She writes:

Longer lives do not necessarily require longer careers. Yes, seniors are living a few years longer than they did decades ago. Life expectancy at age 65 has improved by about 35 percent since 1950. But our country’s gross domestic product is also roughly six times larger than it was in 1950 and household incomes have grown by a similar amount.

Higher retirement ages are not economically or demographically necessary.
That means not only can we still afford retirement, we can afford even more of it if that’s what we want. That’s good news. Yet somehow, longer lives have become an economic bogeyman.

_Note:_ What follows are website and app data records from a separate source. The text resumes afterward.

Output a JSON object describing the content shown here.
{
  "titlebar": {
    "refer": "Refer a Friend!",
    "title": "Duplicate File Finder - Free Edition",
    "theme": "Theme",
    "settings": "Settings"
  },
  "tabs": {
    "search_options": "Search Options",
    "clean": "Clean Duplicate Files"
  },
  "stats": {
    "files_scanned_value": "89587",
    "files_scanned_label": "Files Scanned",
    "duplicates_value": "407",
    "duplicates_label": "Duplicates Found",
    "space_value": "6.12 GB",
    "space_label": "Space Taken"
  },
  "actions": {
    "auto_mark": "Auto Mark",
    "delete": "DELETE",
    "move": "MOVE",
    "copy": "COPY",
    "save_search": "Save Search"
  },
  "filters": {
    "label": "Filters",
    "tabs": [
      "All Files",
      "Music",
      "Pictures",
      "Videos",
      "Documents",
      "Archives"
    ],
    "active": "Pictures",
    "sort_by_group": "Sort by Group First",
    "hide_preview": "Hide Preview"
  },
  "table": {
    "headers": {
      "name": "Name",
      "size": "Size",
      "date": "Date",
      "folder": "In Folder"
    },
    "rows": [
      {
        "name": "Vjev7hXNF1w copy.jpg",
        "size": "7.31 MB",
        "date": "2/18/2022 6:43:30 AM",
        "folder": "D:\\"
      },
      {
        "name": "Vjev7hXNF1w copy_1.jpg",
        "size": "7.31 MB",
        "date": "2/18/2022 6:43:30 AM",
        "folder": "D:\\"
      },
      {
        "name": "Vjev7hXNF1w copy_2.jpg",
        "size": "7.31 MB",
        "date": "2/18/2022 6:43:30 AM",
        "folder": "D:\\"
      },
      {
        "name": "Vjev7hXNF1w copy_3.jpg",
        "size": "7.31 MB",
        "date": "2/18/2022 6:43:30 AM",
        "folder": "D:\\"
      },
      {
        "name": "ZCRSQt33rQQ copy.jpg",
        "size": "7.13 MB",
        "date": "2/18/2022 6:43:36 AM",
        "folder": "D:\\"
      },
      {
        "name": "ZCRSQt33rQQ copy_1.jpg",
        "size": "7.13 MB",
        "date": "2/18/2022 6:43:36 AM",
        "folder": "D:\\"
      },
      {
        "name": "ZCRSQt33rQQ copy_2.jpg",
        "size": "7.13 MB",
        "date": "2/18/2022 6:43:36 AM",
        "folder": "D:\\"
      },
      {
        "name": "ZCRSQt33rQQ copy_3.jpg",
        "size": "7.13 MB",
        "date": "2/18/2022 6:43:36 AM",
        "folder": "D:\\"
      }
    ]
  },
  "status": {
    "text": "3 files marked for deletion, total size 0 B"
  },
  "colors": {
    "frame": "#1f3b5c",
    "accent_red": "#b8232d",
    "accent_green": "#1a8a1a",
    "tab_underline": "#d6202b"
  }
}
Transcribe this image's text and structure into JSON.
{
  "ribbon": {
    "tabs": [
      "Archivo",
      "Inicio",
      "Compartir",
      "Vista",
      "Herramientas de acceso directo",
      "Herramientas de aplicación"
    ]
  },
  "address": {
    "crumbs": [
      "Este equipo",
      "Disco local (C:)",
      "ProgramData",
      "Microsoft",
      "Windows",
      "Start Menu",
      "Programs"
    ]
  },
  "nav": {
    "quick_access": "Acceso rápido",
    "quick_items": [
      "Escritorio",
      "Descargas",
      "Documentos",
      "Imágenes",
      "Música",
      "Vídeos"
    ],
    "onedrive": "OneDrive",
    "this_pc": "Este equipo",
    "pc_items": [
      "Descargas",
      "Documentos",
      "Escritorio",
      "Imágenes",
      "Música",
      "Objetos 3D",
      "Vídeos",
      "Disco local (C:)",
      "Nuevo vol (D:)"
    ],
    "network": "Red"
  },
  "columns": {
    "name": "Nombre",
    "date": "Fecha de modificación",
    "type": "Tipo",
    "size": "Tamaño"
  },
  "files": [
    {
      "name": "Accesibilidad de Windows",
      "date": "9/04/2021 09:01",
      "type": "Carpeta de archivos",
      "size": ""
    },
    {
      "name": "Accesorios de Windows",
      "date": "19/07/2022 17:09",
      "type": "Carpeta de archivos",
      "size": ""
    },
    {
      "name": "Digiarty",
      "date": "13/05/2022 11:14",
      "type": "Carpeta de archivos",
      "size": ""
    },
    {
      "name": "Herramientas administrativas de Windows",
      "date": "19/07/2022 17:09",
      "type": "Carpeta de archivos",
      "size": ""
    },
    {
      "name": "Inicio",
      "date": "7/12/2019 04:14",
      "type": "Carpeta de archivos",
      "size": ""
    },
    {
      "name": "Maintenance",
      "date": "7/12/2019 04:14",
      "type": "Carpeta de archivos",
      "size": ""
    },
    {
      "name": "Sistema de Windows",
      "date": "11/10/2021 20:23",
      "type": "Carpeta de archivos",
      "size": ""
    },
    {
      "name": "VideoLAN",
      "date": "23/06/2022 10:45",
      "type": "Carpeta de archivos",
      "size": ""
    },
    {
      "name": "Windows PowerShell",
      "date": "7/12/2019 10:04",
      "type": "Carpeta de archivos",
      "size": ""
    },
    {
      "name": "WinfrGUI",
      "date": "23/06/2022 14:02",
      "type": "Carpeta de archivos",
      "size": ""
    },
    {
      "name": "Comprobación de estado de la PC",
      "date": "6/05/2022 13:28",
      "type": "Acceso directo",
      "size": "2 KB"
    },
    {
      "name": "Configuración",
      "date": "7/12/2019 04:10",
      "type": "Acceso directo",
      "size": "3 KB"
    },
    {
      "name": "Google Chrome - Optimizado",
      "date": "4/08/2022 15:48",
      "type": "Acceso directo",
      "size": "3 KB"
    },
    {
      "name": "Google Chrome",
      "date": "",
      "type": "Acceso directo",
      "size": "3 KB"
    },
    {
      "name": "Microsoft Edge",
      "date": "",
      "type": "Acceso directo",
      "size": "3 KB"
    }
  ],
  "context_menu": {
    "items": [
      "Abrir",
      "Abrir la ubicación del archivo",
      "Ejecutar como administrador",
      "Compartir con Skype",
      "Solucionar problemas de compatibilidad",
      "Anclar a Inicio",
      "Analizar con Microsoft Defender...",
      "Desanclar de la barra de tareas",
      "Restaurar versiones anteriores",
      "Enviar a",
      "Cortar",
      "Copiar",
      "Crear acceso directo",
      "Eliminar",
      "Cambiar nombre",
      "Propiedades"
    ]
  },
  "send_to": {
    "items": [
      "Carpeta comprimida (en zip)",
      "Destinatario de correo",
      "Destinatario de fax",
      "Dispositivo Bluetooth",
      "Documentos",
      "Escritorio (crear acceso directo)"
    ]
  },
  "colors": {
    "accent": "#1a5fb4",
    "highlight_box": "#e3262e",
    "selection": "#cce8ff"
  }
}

I have often thought about this: We have so much more wealth as society than we used to even 50 years ago that we don't "have to" up the retirement age. We could, for example, decide we don't want to provide 50 percent of the world's military budget. We don't have to assume that younger people won't want to pay for older people's retirement. I can easily imagine younger people buying into the idea that if they pay now, they will have the same benefits to look forward to when they get older. We could also allow more immigration if we are short of working-aged people to support baby boomers.

Another writer talked about the changes in aging in this country and argued that people want to work longer, take care of "unfinished" business and do meaningful work as a long as they can. I agree with this, but don't think it means we need to somehow limit or do away with retirement benefits. For many people, meaningful and part-time work at the end of life is only possible because of the cushion of social security and other retirement income. Also, I worry that what is good for the middle and upper classes--a lifetime opportunity to work--could become lifelong wage slavery for working class people. I hope we will find the will as a country to continue to both finance retirement and allow people opportunities to contribute to the common good or their own enrichment as long as they can.

The Bible speaks to this by noting that love casts out fear. If we are loving others and putting first the kingdom, there will be an abundance of resources. The story of the loaves and the fishes illustrates this point.


Hystery said...

My generation is teeny weeny compared to the Baby Boom generation so sometimes that becomes a difficulty. I'm in the situation in which baby boomers are not retiring and the jobs I want are therefore occupied...apparently forever..or at least until I'm "too old" to be considered and they'll hire someone ten or fifteen years younger than I am. If older folks can't afford to retire then younger folks can't get opportunities to take on new responsibilities in the work force. We end up in entry level jobs indefinitely as is the case with my husband and me. I do NOT ever want to force an older worker out. I think that is a really cheesy and nasty move (often done so they can hire a younger person at a lower wage rate and without benefits). If a person loves their work, and wants to stay in it until they are a hundred years old, I say they should, but if an older person feels they have no choice and must keep working when they'd rather be doing something else with their time, then we're doing something wrong as a society.

Diane said...

Hi Hystery,

Thanks for responding. I think we need push back on the oft-repeated story that our society can't afford to allow people to retire at 65 or 66. We can. If we have six times the GDP and three times the retirees we had in 1960--well, that sounds very doable to me. Also, I think many 60-somethings would be glad to switch places with you and your husband and do the graceful climb down the ladder--IF they felt secure that they could afford it.

Hystery said...

I think that people in their sixties should feel confident that they will not *have* to work (especially in a job that is no longer satisfying. I'm sure my mother would love to quit her job and move onto new roles. I feel no resentment toward Baby Boomers who work because they continue to grow within their jobs and find meaning there. That's fantastic. I do feel resentment toward our economic system when people want to retire and can't do it because they do not have adequate health care and retirement benefits to do so without feeling they are taking too great a risk. That is just stupid, inhumane, and inefficient. Like you say, we have made some pretty rotten decisions about resource allocation (how many wars is enough?!). The size of the Baby Boom generation is significant enough that there should have been a great deal more forethought regarding their retirement. I guess we'll wait until things are critical, lots of people are hurt, and we've run out of time before we address it as a society.

I know what I want the government and employers to do but how do Friends address this issue? It seems related to social class and equality. How do we address the very real fear and sadness related to work, aging, and financial insecurity?